TASK ITEM: Give the number of lines in the data below that contain "JSON", and only that number.

SUPPLIED MATERIAL:

—————

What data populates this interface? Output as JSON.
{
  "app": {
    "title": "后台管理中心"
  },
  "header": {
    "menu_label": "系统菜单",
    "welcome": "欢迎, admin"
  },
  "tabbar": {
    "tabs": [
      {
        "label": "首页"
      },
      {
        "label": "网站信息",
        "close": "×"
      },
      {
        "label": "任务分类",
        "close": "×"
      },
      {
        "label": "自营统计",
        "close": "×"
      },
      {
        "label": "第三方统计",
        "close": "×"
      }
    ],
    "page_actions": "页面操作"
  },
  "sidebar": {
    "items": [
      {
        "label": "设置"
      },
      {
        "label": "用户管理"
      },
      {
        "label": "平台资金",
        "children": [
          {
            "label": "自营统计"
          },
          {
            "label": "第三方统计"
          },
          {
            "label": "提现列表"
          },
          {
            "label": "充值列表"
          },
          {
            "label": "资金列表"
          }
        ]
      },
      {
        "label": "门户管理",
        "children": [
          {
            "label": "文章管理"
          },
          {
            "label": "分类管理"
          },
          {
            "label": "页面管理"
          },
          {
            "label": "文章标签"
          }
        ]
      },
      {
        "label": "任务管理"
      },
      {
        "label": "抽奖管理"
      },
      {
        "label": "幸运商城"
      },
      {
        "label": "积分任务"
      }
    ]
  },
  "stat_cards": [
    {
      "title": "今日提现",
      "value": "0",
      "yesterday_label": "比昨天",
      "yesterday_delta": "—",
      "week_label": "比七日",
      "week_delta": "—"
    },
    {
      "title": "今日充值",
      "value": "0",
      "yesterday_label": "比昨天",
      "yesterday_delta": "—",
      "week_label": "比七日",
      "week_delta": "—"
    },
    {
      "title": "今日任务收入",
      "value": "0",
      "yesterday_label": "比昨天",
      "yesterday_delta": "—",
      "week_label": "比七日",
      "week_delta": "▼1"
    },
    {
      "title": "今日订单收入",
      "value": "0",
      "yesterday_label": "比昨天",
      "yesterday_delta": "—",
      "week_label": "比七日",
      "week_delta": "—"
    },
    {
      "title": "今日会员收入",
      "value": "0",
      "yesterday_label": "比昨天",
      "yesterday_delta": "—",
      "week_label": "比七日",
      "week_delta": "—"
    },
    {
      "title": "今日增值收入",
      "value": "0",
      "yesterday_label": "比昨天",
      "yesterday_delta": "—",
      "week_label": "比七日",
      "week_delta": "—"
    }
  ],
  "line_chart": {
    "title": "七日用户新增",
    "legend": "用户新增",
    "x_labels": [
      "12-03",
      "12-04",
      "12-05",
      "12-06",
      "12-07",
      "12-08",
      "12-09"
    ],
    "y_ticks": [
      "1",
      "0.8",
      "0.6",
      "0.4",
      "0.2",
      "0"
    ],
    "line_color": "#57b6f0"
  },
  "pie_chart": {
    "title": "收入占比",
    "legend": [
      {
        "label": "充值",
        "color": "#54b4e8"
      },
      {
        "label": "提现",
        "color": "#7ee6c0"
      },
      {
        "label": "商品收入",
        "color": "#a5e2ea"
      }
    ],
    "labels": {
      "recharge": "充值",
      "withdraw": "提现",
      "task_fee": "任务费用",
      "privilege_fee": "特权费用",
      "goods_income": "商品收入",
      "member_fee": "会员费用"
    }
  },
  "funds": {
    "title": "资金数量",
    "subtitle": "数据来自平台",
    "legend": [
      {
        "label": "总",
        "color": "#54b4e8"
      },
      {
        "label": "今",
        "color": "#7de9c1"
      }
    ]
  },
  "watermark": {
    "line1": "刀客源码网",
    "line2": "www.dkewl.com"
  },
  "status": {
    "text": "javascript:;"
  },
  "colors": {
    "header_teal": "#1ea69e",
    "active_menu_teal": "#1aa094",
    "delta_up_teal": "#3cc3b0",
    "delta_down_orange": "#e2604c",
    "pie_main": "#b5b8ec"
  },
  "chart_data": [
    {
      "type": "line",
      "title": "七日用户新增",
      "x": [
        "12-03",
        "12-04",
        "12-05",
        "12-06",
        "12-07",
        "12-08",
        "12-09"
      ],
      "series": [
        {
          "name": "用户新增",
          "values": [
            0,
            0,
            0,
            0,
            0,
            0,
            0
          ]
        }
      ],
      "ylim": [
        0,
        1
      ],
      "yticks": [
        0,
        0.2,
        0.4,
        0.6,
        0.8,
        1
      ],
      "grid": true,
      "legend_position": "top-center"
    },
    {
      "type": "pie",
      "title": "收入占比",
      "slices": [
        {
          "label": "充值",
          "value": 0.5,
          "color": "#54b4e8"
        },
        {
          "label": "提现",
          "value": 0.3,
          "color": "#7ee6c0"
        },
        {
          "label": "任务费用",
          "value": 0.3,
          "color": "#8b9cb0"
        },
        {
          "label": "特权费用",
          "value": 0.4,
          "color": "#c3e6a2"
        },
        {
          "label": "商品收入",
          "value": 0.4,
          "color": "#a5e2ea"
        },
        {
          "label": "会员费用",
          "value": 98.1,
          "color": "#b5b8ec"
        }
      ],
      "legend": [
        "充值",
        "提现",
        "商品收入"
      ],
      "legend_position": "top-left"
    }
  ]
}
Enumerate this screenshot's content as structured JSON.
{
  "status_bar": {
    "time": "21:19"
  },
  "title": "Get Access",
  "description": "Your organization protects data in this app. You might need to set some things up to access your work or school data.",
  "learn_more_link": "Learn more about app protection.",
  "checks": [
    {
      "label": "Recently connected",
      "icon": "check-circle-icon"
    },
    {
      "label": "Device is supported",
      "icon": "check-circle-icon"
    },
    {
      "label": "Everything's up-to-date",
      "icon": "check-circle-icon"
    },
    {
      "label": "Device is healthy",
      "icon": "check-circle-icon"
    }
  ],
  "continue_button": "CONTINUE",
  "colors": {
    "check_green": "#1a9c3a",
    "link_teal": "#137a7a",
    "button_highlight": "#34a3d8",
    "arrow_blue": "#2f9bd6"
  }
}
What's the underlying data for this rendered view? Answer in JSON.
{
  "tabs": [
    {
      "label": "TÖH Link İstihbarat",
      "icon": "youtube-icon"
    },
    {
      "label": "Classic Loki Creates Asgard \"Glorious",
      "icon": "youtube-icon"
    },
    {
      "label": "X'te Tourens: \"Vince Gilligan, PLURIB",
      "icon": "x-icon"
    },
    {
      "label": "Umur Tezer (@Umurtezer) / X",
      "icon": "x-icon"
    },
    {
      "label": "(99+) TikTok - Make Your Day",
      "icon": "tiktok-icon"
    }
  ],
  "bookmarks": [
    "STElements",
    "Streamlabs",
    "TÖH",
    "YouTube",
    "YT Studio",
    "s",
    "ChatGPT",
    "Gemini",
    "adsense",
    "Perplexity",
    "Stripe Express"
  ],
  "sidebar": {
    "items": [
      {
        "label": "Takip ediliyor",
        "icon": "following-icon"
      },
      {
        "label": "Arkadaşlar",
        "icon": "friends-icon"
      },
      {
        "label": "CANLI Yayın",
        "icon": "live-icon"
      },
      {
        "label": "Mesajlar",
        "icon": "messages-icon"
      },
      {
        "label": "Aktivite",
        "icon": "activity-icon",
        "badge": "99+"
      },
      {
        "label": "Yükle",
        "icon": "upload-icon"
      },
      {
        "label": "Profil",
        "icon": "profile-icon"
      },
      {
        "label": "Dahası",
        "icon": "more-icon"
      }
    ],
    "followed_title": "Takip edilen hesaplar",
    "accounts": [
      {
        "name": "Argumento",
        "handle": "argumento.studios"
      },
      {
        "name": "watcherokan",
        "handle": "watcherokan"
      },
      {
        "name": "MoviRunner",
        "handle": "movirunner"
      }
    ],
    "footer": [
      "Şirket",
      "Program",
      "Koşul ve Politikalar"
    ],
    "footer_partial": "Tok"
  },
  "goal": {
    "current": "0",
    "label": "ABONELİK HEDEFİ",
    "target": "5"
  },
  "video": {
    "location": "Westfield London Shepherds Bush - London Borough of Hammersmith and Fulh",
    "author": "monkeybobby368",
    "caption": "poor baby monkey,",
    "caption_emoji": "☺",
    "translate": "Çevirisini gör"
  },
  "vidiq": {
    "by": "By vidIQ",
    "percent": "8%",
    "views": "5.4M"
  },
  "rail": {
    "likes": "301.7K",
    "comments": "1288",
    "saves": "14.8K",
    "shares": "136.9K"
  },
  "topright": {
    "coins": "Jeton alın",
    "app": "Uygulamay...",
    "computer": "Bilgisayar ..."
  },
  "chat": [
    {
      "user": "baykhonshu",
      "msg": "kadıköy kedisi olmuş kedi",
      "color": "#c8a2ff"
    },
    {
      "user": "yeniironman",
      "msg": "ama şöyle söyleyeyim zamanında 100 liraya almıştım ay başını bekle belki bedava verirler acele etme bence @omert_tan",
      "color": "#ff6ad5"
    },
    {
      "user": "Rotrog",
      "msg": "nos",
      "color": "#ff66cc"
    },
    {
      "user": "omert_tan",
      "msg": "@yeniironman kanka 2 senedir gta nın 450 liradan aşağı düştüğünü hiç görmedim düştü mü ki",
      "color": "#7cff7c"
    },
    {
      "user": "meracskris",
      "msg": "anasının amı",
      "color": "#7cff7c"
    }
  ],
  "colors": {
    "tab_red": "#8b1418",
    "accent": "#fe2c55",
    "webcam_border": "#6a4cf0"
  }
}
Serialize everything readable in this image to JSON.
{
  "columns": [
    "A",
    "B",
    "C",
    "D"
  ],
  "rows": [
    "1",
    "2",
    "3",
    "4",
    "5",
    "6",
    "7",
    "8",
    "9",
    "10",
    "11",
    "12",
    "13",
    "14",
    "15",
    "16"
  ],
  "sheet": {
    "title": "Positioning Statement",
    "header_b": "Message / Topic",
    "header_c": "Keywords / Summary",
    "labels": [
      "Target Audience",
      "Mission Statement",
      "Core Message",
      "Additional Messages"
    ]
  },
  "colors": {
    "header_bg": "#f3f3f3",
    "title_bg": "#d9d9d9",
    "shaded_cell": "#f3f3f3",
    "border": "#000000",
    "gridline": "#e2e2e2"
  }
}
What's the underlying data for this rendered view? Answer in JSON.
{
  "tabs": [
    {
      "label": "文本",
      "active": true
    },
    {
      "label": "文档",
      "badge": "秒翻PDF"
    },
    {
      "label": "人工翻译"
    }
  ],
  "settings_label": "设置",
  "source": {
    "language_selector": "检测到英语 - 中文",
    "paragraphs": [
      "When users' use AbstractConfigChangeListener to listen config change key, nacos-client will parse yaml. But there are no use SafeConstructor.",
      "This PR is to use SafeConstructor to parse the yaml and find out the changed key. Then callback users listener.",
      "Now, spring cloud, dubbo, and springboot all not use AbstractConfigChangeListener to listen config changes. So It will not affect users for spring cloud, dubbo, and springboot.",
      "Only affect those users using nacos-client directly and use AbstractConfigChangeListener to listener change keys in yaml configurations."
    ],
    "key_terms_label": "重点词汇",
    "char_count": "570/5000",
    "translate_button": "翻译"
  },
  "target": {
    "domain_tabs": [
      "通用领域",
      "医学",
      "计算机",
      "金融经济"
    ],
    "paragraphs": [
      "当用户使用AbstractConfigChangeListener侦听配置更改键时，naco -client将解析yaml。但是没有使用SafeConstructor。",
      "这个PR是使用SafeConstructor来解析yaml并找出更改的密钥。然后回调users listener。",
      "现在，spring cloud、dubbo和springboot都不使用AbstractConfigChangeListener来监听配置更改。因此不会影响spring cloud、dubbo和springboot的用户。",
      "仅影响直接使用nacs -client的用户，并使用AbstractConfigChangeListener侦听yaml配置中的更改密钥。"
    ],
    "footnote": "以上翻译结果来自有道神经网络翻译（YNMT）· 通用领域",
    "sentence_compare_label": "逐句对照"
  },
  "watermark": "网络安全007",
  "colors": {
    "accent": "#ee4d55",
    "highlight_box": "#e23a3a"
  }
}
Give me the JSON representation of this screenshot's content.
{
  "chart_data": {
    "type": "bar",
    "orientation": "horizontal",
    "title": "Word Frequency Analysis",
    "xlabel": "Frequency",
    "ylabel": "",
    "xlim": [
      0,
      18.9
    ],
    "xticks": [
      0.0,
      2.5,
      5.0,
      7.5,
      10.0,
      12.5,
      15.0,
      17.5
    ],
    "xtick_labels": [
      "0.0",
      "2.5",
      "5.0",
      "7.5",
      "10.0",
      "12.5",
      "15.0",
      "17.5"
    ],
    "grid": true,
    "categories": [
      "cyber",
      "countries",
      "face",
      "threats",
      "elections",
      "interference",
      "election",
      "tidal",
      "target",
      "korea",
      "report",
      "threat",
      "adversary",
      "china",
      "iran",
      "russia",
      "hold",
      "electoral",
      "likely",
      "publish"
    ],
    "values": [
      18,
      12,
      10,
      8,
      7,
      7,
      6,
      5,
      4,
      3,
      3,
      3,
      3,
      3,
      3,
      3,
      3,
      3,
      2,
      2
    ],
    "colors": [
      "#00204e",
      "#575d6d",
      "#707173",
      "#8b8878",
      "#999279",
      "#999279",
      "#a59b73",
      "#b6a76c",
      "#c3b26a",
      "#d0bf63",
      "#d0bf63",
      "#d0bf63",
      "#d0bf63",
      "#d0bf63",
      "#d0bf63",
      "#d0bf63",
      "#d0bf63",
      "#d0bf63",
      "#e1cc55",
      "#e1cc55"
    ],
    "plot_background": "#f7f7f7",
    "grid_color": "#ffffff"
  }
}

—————

EXPECTED OUTPUT: 6